:: THE RECORDS
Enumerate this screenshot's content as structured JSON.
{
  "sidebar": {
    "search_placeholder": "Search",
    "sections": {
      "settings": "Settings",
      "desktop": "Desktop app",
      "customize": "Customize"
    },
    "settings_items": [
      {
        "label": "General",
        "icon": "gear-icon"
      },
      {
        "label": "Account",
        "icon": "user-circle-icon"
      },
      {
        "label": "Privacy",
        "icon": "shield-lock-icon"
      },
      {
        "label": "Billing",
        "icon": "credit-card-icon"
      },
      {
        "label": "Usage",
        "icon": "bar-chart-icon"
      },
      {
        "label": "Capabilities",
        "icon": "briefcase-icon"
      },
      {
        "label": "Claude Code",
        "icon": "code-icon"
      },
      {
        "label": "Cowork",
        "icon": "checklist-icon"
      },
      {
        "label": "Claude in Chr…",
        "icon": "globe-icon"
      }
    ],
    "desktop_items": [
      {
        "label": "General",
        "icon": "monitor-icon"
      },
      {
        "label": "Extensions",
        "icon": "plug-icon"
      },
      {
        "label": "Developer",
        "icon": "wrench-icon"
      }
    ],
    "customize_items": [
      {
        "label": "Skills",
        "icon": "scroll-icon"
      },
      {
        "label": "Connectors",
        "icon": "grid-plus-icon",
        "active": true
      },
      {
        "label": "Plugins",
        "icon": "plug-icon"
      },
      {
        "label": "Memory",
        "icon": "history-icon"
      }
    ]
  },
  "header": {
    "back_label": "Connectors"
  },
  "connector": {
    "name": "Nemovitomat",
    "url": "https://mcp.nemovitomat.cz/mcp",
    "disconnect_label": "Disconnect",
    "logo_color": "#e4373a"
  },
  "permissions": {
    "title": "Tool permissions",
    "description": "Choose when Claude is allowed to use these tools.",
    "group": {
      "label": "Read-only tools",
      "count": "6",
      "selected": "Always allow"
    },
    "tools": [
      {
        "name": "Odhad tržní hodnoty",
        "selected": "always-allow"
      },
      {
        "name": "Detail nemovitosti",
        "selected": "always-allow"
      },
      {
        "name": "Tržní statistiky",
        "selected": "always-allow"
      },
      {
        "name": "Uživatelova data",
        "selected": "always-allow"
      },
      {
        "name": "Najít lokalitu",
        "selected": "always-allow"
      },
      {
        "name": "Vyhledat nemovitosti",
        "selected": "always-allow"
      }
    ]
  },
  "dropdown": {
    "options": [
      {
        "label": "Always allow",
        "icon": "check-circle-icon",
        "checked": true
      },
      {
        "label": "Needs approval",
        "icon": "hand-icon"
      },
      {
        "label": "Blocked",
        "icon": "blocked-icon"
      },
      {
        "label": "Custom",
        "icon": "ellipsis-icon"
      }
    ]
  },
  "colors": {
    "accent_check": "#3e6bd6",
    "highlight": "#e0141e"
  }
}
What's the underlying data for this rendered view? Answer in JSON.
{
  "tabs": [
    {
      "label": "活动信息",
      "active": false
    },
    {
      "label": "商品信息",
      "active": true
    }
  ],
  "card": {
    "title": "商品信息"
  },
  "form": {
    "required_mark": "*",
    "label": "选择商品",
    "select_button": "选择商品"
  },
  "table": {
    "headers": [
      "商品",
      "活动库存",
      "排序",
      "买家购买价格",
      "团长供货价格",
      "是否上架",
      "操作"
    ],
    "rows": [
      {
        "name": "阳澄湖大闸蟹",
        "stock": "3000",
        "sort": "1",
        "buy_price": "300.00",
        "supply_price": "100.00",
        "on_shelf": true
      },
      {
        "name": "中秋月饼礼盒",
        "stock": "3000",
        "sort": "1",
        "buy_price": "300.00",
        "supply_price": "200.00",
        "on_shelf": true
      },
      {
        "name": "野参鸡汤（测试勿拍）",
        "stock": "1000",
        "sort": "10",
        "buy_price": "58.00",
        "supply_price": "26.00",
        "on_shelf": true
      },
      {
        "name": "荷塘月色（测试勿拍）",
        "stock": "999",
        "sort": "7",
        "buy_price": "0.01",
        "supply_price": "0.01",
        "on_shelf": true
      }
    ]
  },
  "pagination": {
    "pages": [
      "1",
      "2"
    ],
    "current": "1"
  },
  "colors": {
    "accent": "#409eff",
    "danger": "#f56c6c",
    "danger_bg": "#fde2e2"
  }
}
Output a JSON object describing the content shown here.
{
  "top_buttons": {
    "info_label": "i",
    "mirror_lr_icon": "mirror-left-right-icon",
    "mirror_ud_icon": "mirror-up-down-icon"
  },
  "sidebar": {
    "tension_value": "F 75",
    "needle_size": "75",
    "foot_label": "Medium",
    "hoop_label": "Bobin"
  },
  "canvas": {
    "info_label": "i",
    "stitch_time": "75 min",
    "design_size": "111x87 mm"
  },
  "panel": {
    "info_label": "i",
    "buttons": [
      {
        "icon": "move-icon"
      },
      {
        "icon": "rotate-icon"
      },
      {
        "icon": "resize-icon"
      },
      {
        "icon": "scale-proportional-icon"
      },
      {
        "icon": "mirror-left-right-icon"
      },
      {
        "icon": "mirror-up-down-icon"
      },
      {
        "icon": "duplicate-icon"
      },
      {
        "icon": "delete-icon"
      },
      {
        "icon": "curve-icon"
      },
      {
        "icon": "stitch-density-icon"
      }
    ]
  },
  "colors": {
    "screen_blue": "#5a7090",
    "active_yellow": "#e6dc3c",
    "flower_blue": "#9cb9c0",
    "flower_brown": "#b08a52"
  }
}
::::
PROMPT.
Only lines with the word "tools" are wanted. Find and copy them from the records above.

EXPECTED ANSWER.
    "description": "Choose when Claude is allowed to use these tools.",
      "label": "Read-only tools",
    "tools": [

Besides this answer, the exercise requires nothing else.